Ask yourself, why do you need it? Of course, all companies want to be profitable, but you need to give more specific answers than that… because only then will the “why” reveal the “how”.
To continue our example above, these strategic tasks could be:
- minimize non-value adding expenses
- streamline your operation to avoid unnecessary outsourcing
- reduce inventory shrinkage (lost and damage inventories)
- implement a price increase, and
- explore untapped markets to increase sales volume
The metrics you need to implement should be dependent on these mini-goals you’ve set. If your why is too broad and generic, it’s going to be harder to strategize. So dig deep to discover the right retail metrics you need to set.
Invest in your team
Your ‘why’ should be your staff’s ‘why’ too. But it won’t happen just because you said so.
If your employees see retail metrics as their end game, the plan won’t be as fruitful as possible.
Retail metrics should be the driving force towards the company’s goals, not the employees’ individual goals. But if the team doesn’t have a clear outcome and directive, the lines get blurred quickly. They might hit monthly quotas and figures, but it won’t be sustainable.
Communicate with your team. Understanding their struggles will ground your KPIs. One smart way of doing this is to perform surveys regularly.
For instance, if you want to increase sales in a particular branch or product category, talking with your staff allows you to determine the best ratio of customers to employees and the ideal sales per employee.
You should also make sure the team understands the point of the goal and how it will benefit them. For example, provide training, run friendly workplace competitions, and provide rewards to remove the pressure of meeting KPIs.
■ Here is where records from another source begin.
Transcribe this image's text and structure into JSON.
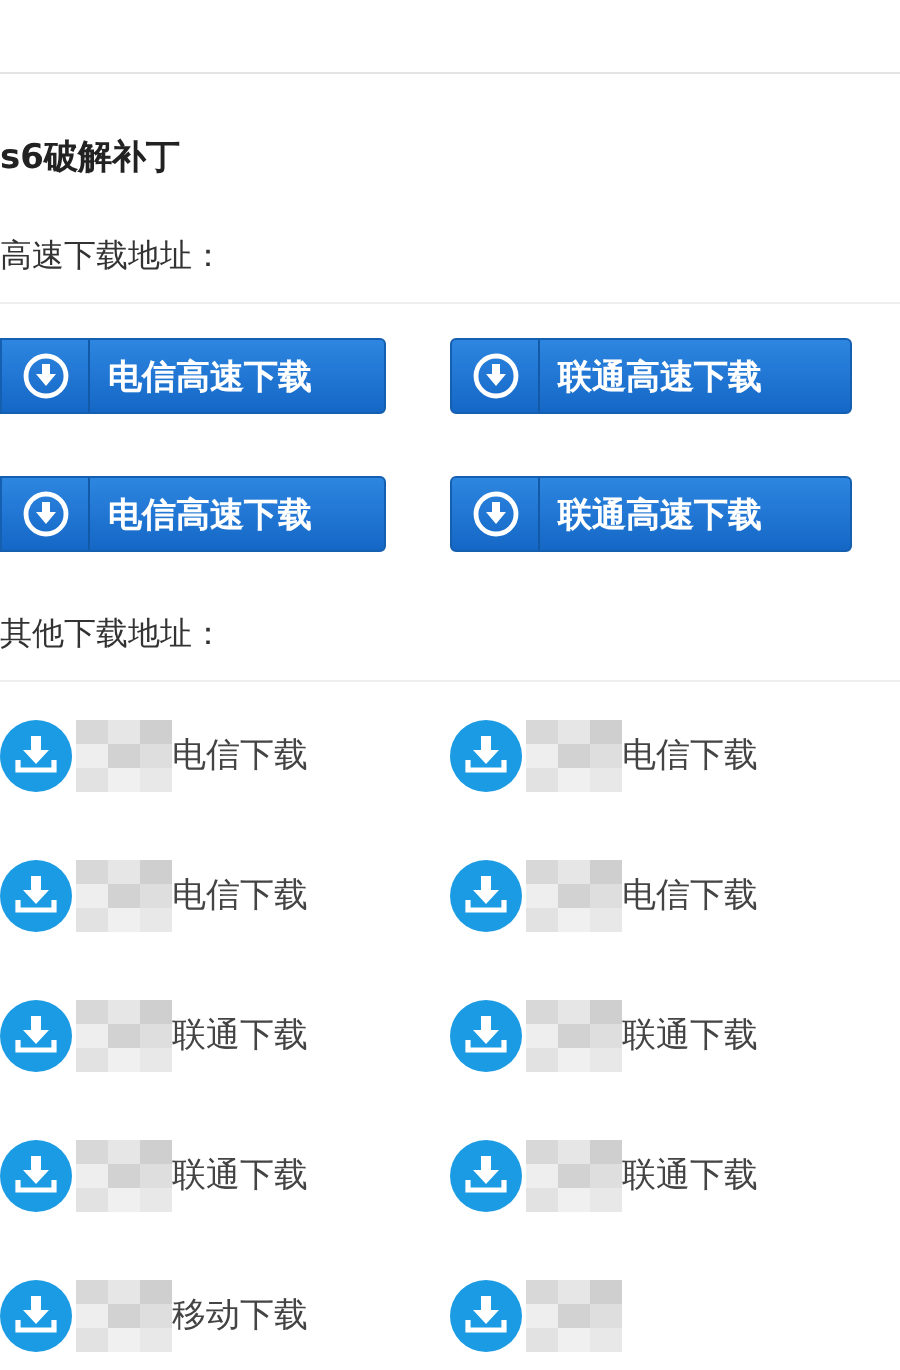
{
  "title": "s6破解补丁",
  "high_speed": {
    "heading": "高速下载地址：",
    "buttons": [
      {
        "label": "电信高速下载"
      },
      {
        "label": "联通高速下载"
      },
      {
        "label": "电信高速下载"
      },
      {
        "label": "联通高速下载"
      }
    ]
  },
  "other": {
    "heading": "其他下载地址：",
    "links": [
      {
        "label": "电信下载",
        "blurred": true
      },
      {
        "label": "电信下载",
        "blurred": true
      },
      {
        "label": "电信下载",
        "blurred": true
      },
      {
        "label": "电信下载",
        "blurred": true
      },
      {
        "label": "联通下载",
        "blurred": true
      },
      {
        "label": "联通下载",
        "blurred": true
      },
      {
        "label": "联通下载",
        "blurred": true
      },
      {
        "label": "联通下载",
        "blurred": true
      },
      {
        "label": "移动下载",
        "blurred": true
      },
      {
        "blurred": true
      }
    ]
  }
}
When setting goals, you can’t just assign tasks to your employees and expect them to figure things out on their own. In the absence of good communication, you’ll face problems.
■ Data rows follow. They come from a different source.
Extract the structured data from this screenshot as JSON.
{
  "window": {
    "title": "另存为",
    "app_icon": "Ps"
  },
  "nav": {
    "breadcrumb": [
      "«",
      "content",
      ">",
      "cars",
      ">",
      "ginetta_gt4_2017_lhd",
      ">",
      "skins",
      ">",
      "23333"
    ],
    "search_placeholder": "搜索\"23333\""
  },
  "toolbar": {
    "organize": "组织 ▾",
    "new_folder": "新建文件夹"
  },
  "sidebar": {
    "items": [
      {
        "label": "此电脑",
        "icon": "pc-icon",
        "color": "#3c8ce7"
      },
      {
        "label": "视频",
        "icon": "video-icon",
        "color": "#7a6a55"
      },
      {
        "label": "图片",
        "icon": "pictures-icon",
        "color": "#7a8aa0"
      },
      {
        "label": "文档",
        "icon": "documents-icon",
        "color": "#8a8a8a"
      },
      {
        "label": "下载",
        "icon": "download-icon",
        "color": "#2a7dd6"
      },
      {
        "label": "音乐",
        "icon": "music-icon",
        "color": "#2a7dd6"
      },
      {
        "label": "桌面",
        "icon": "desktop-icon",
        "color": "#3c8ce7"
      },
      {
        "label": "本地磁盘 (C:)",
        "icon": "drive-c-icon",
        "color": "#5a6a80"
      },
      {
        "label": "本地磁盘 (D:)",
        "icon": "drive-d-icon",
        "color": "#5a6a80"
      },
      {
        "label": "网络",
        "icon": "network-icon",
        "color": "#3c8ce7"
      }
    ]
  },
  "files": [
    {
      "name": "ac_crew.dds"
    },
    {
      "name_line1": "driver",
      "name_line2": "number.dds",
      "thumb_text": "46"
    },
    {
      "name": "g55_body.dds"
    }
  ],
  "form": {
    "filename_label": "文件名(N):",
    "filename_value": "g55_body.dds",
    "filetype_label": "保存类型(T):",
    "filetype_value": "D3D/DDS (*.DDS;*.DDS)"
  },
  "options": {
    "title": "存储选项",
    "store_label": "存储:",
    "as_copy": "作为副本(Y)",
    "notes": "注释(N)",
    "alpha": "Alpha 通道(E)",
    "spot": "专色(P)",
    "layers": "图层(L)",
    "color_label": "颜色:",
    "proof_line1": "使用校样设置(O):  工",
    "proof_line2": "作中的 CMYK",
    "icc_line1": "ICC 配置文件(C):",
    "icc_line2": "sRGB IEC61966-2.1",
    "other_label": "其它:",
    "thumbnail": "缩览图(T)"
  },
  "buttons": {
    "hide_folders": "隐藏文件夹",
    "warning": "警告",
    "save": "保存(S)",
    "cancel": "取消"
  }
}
It’s important to work with them closely when measuring their performance and create a collaborative environment.
When defining specific objectives, discuss with them what key areas and actions they can take. Then, you can deconstruct these things at a granular level.
If the new strategy is to address underperformance, you can present them with data points proven by analytics. This can help them understand the underlying cause and even develop strategies that can help turn things around.
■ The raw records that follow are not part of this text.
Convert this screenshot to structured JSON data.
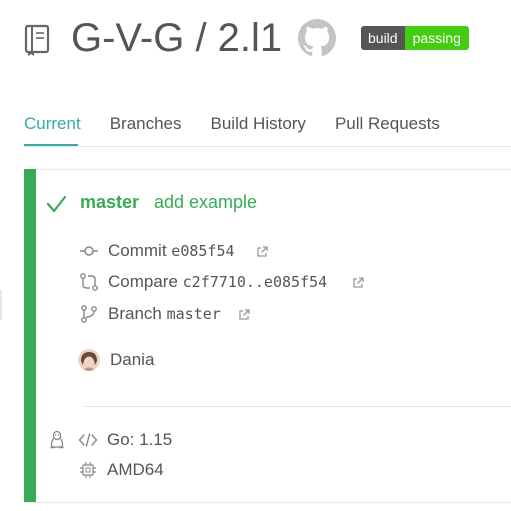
{
  "header": {
    "repo_title": "G-V-G / 2.l1",
    "repo_icon": "repository-book-icon",
    "github_icon": "github-octocat-icon",
    "badge": {
      "left": "build",
      "right": "passing",
      "left_color": "#555555",
      "right_color": "#44cc11"
    }
  },
  "tabs": [
    {
      "label": "Current",
      "active": true
    },
    {
      "label": "Branches",
      "active": false
    },
    {
      "label": "Build History",
      "active": false
    },
    {
      "label": "Pull Requests",
      "active": false
    }
  ],
  "colors": {
    "accent": "#39aaa4",
    "passed": "#39aa56",
    "text": "#555555"
  },
  "build": {
    "status_icon": "check-icon",
    "branch": "master",
    "message": "add example",
    "commit": {
      "label": "Commit",
      "value": "e085f54"
    },
    "compare": {
      "label": "Compare",
      "value": "c2f7710..e085f54"
    },
    "branch_link": {
      "label": "Branch",
      "value": "master"
    },
    "author": "Dania",
    "os_icon": "linux-tux-icon",
    "language": {
      "label": "Go: 1.15"
    },
    "arch": {
      "label": "AMD64"
    }
  }
}
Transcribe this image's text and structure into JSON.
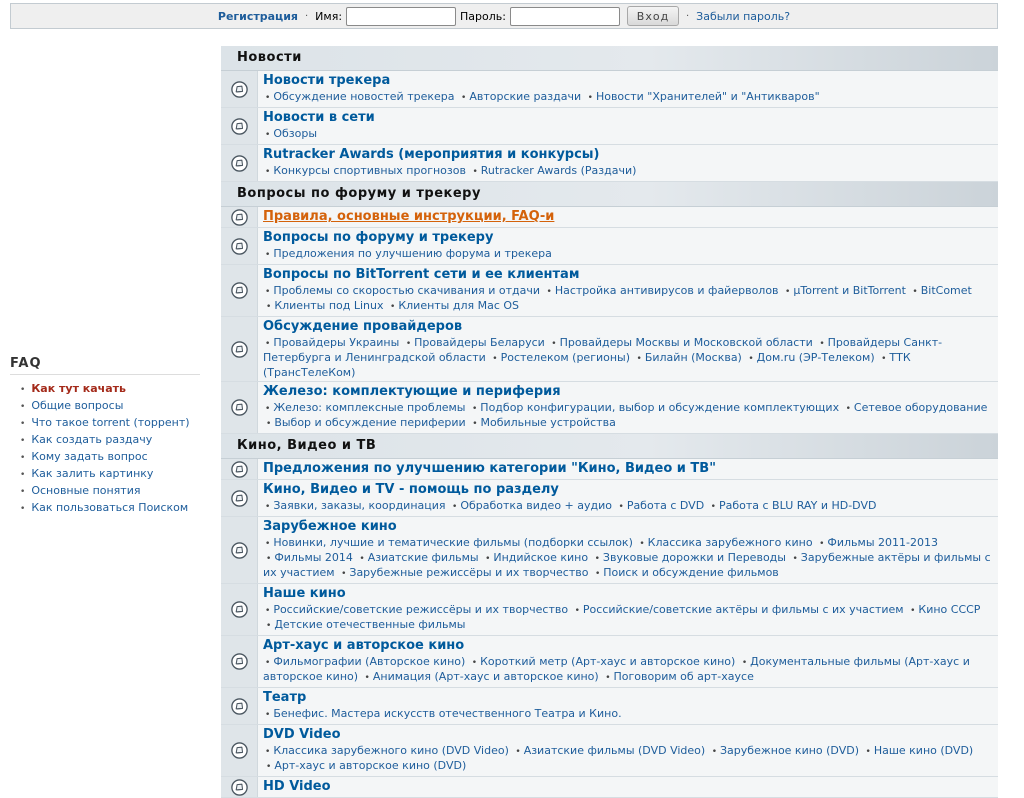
{
  "topbar": {
    "register": "Регистрация",
    "name_label": "Имя:",
    "name_value": "",
    "password_label": "Пароль:",
    "password_value": "",
    "login_button": "Вход",
    "forgot": "Забыли пароль?"
  },
  "faq": {
    "title": "FAQ",
    "items": [
      {
        "label": "Как тут качать",
        "active": true
      },
      {
        "label": "Общие вопросы"
      },
      {
        "label": "Что такое torrent (торрент)"
      },
      {
        "label": "Как создать раздачу"
      },
      {
        "label": "Кому задать вопрос"
      },
      {
        "label": "Как залить картинку"
      },
      {
        "label": "Основные понятия"
      },
      {
        "label": "Как пользоваться Поиском"
      }
    ]
  },
  "categories": [
    {
      "title": "Новости",
      "forums": [
        {
          "title": "Новости трекера",
          "subs": [
            "Обсуждение новостей трекера",
            "Авторские раздачи",
            "Новости \"Хранителей\" и \"Антикваров\""
          ]
        },
        {
          "title": "Новости в сети",
          "subs": [
            "Обзоры"
          ]
        },
        {
          "title": "Rutracker Awards (мероприятия и конкурсы)",
          "subs": [
            "Конкурсы спортивных прогнозов",
            "Rutracker Awards (Раздачи)"
          ]
        }
      ]
    },
    {
      "title": "Вопросы по форуму и трекеру",
      "forums": [
        {
          "title": "Правила, основные инструкции, FAQ-и",
          "subs": [],
          "hot": true
        },
        {
          "title": "Вопросы по форуму и трекеру",
          "subs": [
            "Предложения по улучшению форума и трекера"
          ]
        },
        {
          "title": "Вопросы по BitTorrent сети и ее клиентам",
          "subs": [
            "Проблемы со скоростью скачивания и отдачи",
            "Настройка антивирусов и файерволов",
            "µTorrent и BitTorrent",
            "BitComet",
            "Клиенты под Linux",
            "Клиенты для Mac OS"
          ]
        },
        {
          "title": "Обсуждение провайдеров",
          "subs": [
            "Провайдеры Украины",
            "Провайдеры Беларуси",
            "Провайдеры Москвы и Московской области",
            "Провайдеры Санкт-Петербурга и Ленинградской области",
            "Ростелеком (регионы)",
            "Билайн (Москва)",
            "Дом.ru (ЭР-Телеком)",
            "ТТК (ТрансТелеКом)"
          ]
        },
        {
          "title": "Железо: комплектующие и периферия",
          "subs": [
            "Железо: комплексные проблемы",
            "Подбор конфигурации, выбор и обсуждение комплектующих",
            "Сетевое оборудование",
            "Выбор и обсуждение периферии",
            "Мобильные устройства"
          ]
        }
      ]
    },
    {
      "title": "Кино, Видео и ТВ",
      "forums": [
        {
          "title": "Предложения по улучшению категории \"Кино, Видео и ТВ\"",
          "subs": []
        },
        {
          "title": "Кино, Видео и TV - помощь по разделу",
          "subs": [
            "Заявки, заказы, координация",
            "Обработка видео + аудио",
            "Работа с DVD",
            "Работа с BLU RAY и HD-DVD"
          ]
        },
        {
          "title": "Зарубежное кино",
          "subs": [
            "Новинки, лучшие и тематические фильмы (подборки ссылок)",
            "Классика зарубежного кино",
            "Фильмы 2011-2013",
            "Фильмы 2014",
            "Азиатские фильмы",
            "Индийское кино",
            "Звуковые дорожки и Переводы",
            "Зарубежные актёры и фильмы с их участием",
            "Зарубежные режиссёры и их творчество",
            "Поиск и обсуждение фильмов"
          ]
        },
        {
          "title": "Наше кино",
          "subs": [
            "Российские/советские режиссёры и их творчество",
            "Российские/советские актёры и фильмы с их участием",
            "Кино СССР",
            "Детские отечественные фильмы"
          ]
        },
        {
          "title": "Арт-хаус и авторское кино",
          "subs": [
            "Фильмографии (Авторское кино)",
            "Короткий метр (Арт-хаус и авторское кино)",
            "Документальные фильмы (Арт-хаус и авторское кино)",
            "Анимация (Арт-хаус и авторское кино)",
            "Поговорим об арт-хаусе"
          ]
        },
        {
          "title": "Театр",
          "subs": [
            "Бенефис. Мастера искусств отечественного Театра и Кино."
          ]
        },
        {
          "title": "DVD Video",
          "subs": [
            "Классика зарубежного кино (DVD Video)",
            "Азиатские фильмы (DVD Video)",
            "Зарубежное кино (DVD)",
            "Наше кино (DVD)",
            "Арт-хаус и авторское кино (DVD)"
          ]
        },
        {
          "title": "HD Video",
          "subs": []
        }
      ]
    }
  ]
}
Another way you can do this is to set up a system that automatically sends staff reminders of their pending or overdue tasks. In addition to being beneficial to each member of your team, this will also prevent delays that could cost your business.
Last but not least, make sure you always provide feedback, both positive and negative. 69% of employees say they would work harder if they felt appreciated, while 92% of respondents agreed that negative feedback has great potential to improve performance if delivered properly.
Challenge your retail metrics
Stale retail metrics are worse than having KPIs. After you have established habits and your people are able to accomplish their tasks continuously, you can now try to experiment and innovate for improvements.
It’s part of growing and scaling. Once your physical store achieves a better customer experience, you might want to explore retail metrics that will boost online engagement to increase your market base.
You should also look into innovating strategies for customer retention like new offers, discounted bundles, exclusive packages, and loyalty programs.
Of course, these goals and tasks come with a new set of retail metrics.
It’s time to overcome your retail KPI challenges
Most businesses suffer from retail KPI challenges because they’re either ill-defined or overly ambitious. This may also result from poor communication with your staff and a lack of an action plan.
However, you can properly establish reliable retail metrics and overcome retail challenges through proper communication and a supportive environment that encourages growth.
QVALON is a retail management system built to help your team set realistic KPIs and achieve them. With our analytics and collaboration tools, it’s easy to spot the trouble areas in your operations, ensure your staff is right on track with their deliverables and tasks, and provide feedback.